■ What this task involves ■
Show all lines below holding the string "true".

(Data about app and page elements)
= Beginning of Section =

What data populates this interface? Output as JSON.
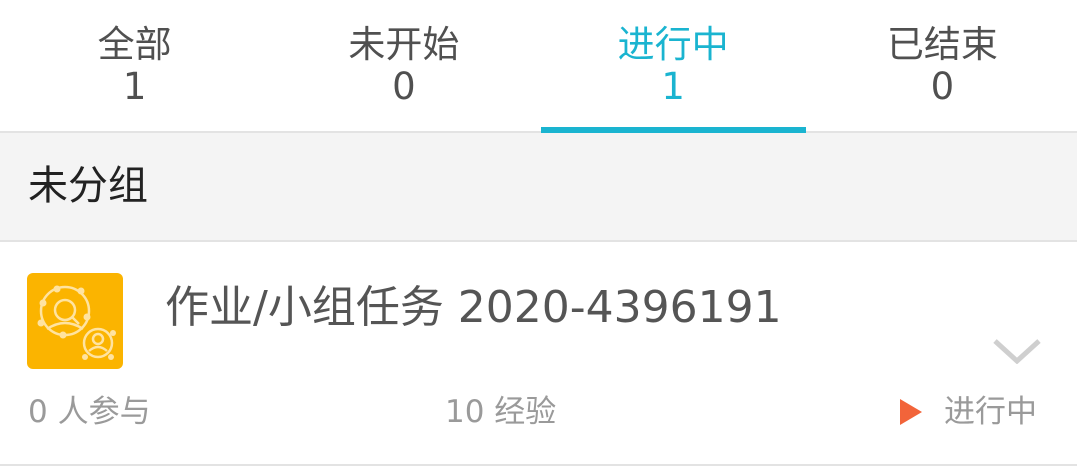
{
  "tabs": [
    {
      "label": "全部",
      "count": "1",
      "active": false
    },
    {
      "label": "未开始",
      "count": "0",
      "active": false
    },
    {
      "label": "进行中",
      "count": "1",
      "active": true
    },
    {
      "label": "已结束",
      "count": "0",
      "active": false
    }
  ],
  "colors": {
    "accent": "#1ab4d0",
    "icon_bg": "#fbb400",
    "status_play": "#f2643a"
  },
  "group": {
    "title": "未分组"
  },
  "task": {
    "icon": "group-task-icon",
    "title": "作业/小组任务 2020-4396191",
    "participants": "0 人参与",
    "experience": "10 经验",
    "status_icon": "play-icon",
    "status": "进行中",
    "expand_icon": "chevron-down-icon"
  }
}
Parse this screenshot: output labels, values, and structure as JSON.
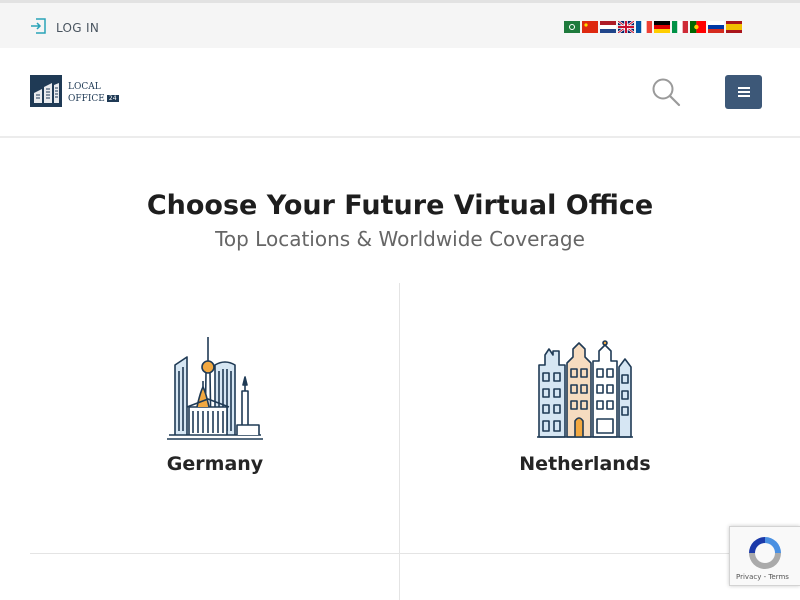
{
  "topbar": {
    "login_label": "LOG IN",
    "languages": [
      "Arabic",
      "Chinese",
      "Dutch",
      "English",
      "French",
      "German",
      "Italian",
      "Portuguese",
      "Russian",
      "Spanish"
    ]
  },
  "header": {
    "logo_line1": "LOCAL",
    "logo_line2": "OFFICE",
    "logo_badge": "24"
  },
  "hero": {
    "title": "Choose Your Future Virtual Office",
    "subtitle": "Top Locations & Worldwide Coverage"
  },
  "locations": [
    {
      "name": "Germany",
      "icon": "berlin-skyline-icon"
    },
    {
      "name": "Netherlands",
      "icon": "amsterdam-houses-icon"
    }
  ],
  "recaptcha": {
    "links": "Privacy - Terms"
  },
  "colors": {
    "brand_navy": "#1f3a55",
    "menu_button": "#3d5878",
    "accent_teal": "#29a3b8"
  }
}
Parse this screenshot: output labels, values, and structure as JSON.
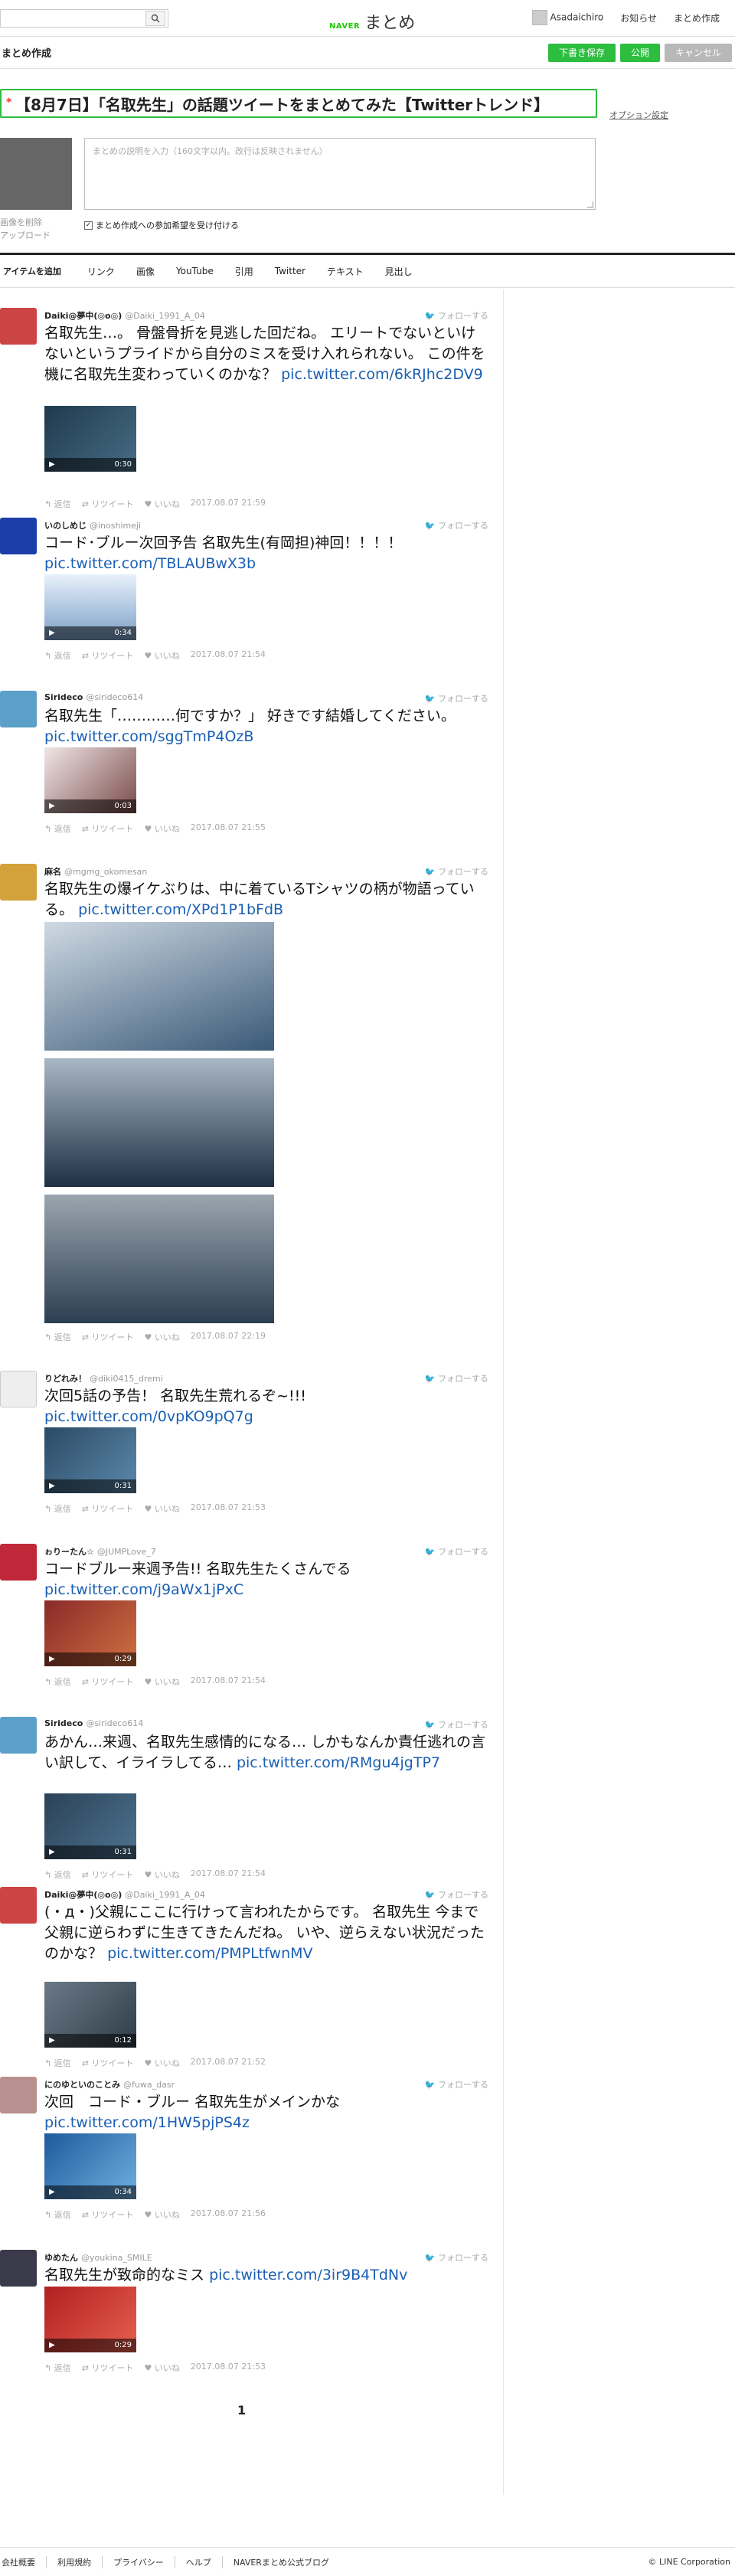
{
  "header": {
    "logo_naver": "NAVER",
    "logo_matome": "まとめ",
    "user_name": "Asadaichiro",
    "notifications": "お知らせ",
    "create": "まとめ作成"
  },
  "editor": {
    "section_title": "まとめ作成",
    "save_draft": "下書き保存",
    "publish": "公開",
    "cancel": "キャンセル",
    "required_mark": "*",
    "title_value": "【8月7日】「名取先生」の話題ツイートをまとめてみた【Twitterトレンド】",
    "option_settings": "オプション設定",
    "desc_placeholder": "まとめの説明を入力（160文字以内。改行は反映されません）",
    "image_delete": "画像を削除",
    "image_upload": "アップロード",
    "participate_label": "まとめ作成への参加希望を受け付ける",
    "participate_checked": true
  },
  "toolbar": {
    "lead": "アイテムを追加",
    "items": [
      "リンク",
      "画像",
      "YouTube",
      "引用",
      "Twitter",
      "テキスト",
      "見出し"
    ]
  },
  "tweets": [
    {
      "name": "Daiki@夢中(◎o◎)",
      "screen": "@Daiki_1991_A_04",
      "text": "名取先生…。 骨盤骨折を見逃した回だね。 エリートでないといけないというプライドから自分のミスを受け入れられない。 この件を機に名取先生変わっていくのかな？",
      "link": "pic.twitter.com/6kRJhc2DV9",
      "duration": "0:30",
      "time": "2017.08.07 21:59"
    },
    {
      "name": "いのしめじ",
      "screen": "@inoshimeji",
      "text": "コード･ブルー次回予告 名取先生(有岡担)神回！！！！",
      "link": "pic.twitter.com/TBLAUBwX3b",
      "duration": "0:34",
      "time": "2017.08.07 21:54"
    },
    {
      "name": "Sirideco",
      "screen": "@sirideco614",
      "text": "名取先生「…………何ですか？」 好きです結婚してください。",
      "link": "pic.twitter.com/sggTmP4OzB",
      "duration": "0:03",
      "time": "2017.08.07 21:55"
    },
    {
      "name": "麻名",
      "screen": "@mgmg_okomesan",
      "text": "名取先生の爆イケぶりは、中に着ているTシャツの柄が物語っている。",
      "link": "pic.twitter.com/XPd1P1bFdB",
      "duration": "",
      "time": "2017.08.07 22:19"
    },
    {
      "name": "りどれみ！",
      "screen": "@diki0415_dremi",
      "text": "次回5話の予告！ 名取先生荒れるぞ~!!!",
      "link": "pic.twitter.com/0vpKO9pQ7g",
      "duration": "0:31",
      "time": "2017.08.07 21:53"
    },
    {
      "name": "ゎりーたん☆",
      "screen": "@JUMPLove_7",
      "text": "コードブルー来週予告!! 名取先生たくさんでる",
      "link": "pic.twitter.com/j9aWx1jPxC",
      "duration": "0:29",
      "time": "2017.08.07 21:54"
    },
    {
      "name": "Sirideco",
      "screen": "@sirideco614",
      "text": "あかん…来週、名取先生感情的になる… しかもなんか責任逃れの言い訳して、イライラしてる…",
      "link": "pic.twitter.com/RMgu4jgTP7",
      "duration": "0:31",
      "time": "2017.08.07 21:54"
    },
    {
      "name": "Daiki@夢中(◎o◎)",
      "screen": "@Daiki_1991_A_04",
      "text": "(・д・)父親にここに行けって言われたからです。 名取先生 今まで父親に逆らわずに生きてきたんだね。 いや、逆らえない状況だったのかな？",
      "link": "pic.twitter.com/PMPLtfwnMV",
      "duration": "0:12",
      "time": "2017.08.07 21:52"
    },
    {
      "name": "にのゆといのことみ",
      "screen": "@fuwa_dasr",
      "text": "次回　コード・ブルー 名取先生がメインかな",
      "link": "pic.twitter.com/1HW5pjPS4z",
      "duration": "0:34",
      "time": "2017.08.07 21:56"
    },
    {
      "name": "ゆめたん",
      "screen": "@youkina_SMILE",
      "text": "名取先生が致命的なミス",
      "link": "pic.twitter.com/3ir9B4TdNv",
      "duration": "0:29",
      "time": "2017.08.07 21:53"
    }
  ],
  "tweet_actions": {
    "follow": "フォローする",
    "reply": "返信",
    "retweet": "リツイート",
    "like": "いいね"
  },
  "pager": {
    "current": "1"
  },
  "footer": {
    "links": [
      "会社概要",
      "利用規約",
      "プライバシー",
      "ヘルプ",
      "NAVERまとめ公式ブログ"
    ],
    "copyright": "© LINE Corporation"
  },
  "colors": {
    "accent": "#2dbd3f",
    "link": "#1a5fb4",
    "cancel": "#b8b8b8"
  }
}
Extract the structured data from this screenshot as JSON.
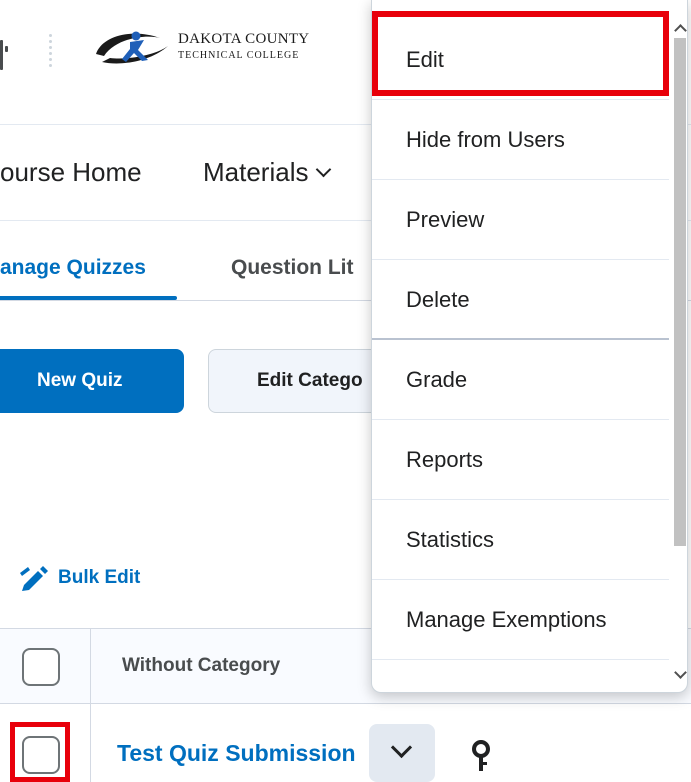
{
  "header": {
    "logo": {
      "name_line1": "DAKOTA COUNTY",
      "name_line2": "TECHNICAL COLLEGE",
      "colors": {
        "swoosh": "#1a1a1a",
        "figure": "#1f5fb8"
      }
    }
  },
  "nav": {
    "items": [
      {
        "label": "ourse Home"
      },
      {
        "label": "Materials",
        "has_dropdown": true
      }
    ]
  },
  "tabs": [
    {
      "label": "anage Quizzes",
      "active": true
    },
    {
      "label": "Question Lit",
      "active": false
    }
  ],
  "toolbar": {
    "new_quiz_label": "New Quiz",
    "edit_categories_label": "Edit Catego"
  },
  "bulk_edit": {
    "label": "Bulk Edit",
    "icon": "pencil-icon"
  },
  "table": {
    "header": {
      "category_label": "Without Category"
    },
    "rows": [
      {
        "quiz_name": "Test Quiz Submission",
        "context_icon": "chevron-down-icon",
        "status_icon": "key-icon"
      }
    ]
  },
  "context_menu": {
    "items": [
      {
        "label": "Edit",
        "highlighted": true
      },
      {
        "label": "Hide from Users"
      },
      {
        "label": "Preview"
      },
      {
        "label": "Delete"
      },
      {
        "label": "Grade"
      },
      {
        "label": "Reports"
      },
      {
        "label": "Statistics"
      },
      {
        "label": "Manage Exemptions"
      }
    ]
  },
  "annotation_colors": {
    "highlight": "#e8000b",
    "accent": "#006fbf"
  }
}
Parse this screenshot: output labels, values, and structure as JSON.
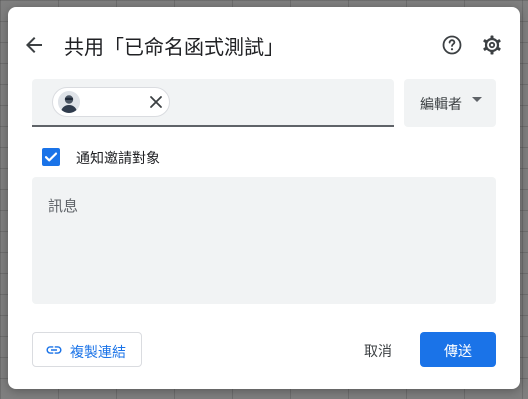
{
  "dialog": {
    "title": "共用「已命名函式測試」",
    "back_icon": "arrow-left-icon",
    "help_icon": "help-circle-icon",
    "settings_icon": "gear-icon"
  },
  "recipients": {
    "chip_avatar_icon": "user-avatar-icon",
    "chip_remove_icon": "close-icon"
  },
  "role": {
    "selected": "編輯者",
    "caret_icon": "caret-down-icon"
  },
  "notify": {
    "label": "通知邀請對象",
    "checked": true
  },
  "message": {
    "placeholder": "訊息"
  },
  "footer": {
    "copy_link_label": "複製連結",
    "copy_link_icon": "link-icon",
    "cancel_label": "取消",
    "send_label": "傳送"
  },
  "colors": {
    "accent": "#1a73e8",
    "field_bg": "#f1f3f4",
    "text": "#202124"
  }
}
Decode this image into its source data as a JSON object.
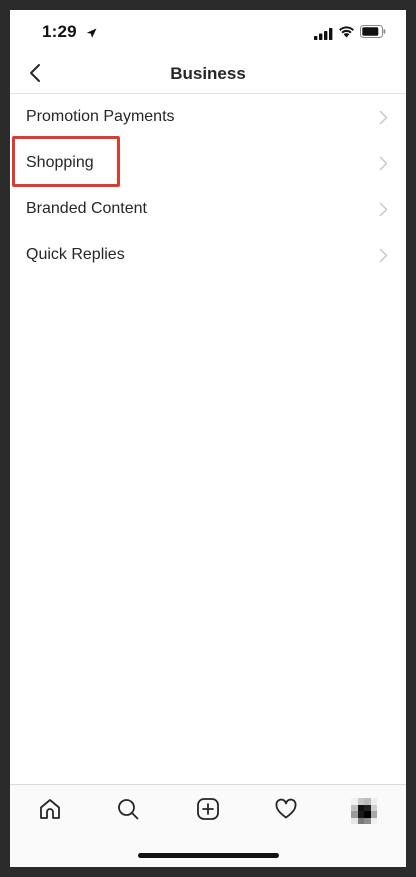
{
  "status_bar": {
    "time": "1:29",
    "icons": [
      "location-arrow-icon",
      "cellular-signal-icon",
      "wifi-icon",
      "battery-icon"
    ]
  },
  "nav": {
    "title": "Business",
    "back_icon": "chevron-left-icon"
  },
  "menu": {
    "items": [
      {
        "label": "Promotion Payments",
        "icon": "chevron-right-icon"
      },
      {
        "label": "Shopping",
        "icon": "chevron-right-icon",
        "highlighted": true
      },
      {
        "label": "Branded Content",
        "icon": "chevron-right-icon"
      },
      {
        "label": "Quick Replies",
        "icon": "chevron-right-icon"
      }
    ]
  },
  "tab_bar": {
    "tabs": [
      {
        "icon": "home-icon"
      },
      {
        "icon": "search-icon"
      },
      {
        "icon": "add-post-icon"
      },
      {
        "icon": "heart-icon"
      },
      {
        "icon": "profile-avatar"
      }
    ]
  },
  "colors": {
    "highlight_border": "#e0392f",
    "text": "#262626",
    "chevron": "#c7c7c7",
    "frame": "#2b2b2b"
  }
}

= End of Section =

■ Response below ■
      "active": true
    "participate_checked": true
        "has_dropdown": true
      "active": true
        "highlighted": true
    "checked": true
        "highlighted": true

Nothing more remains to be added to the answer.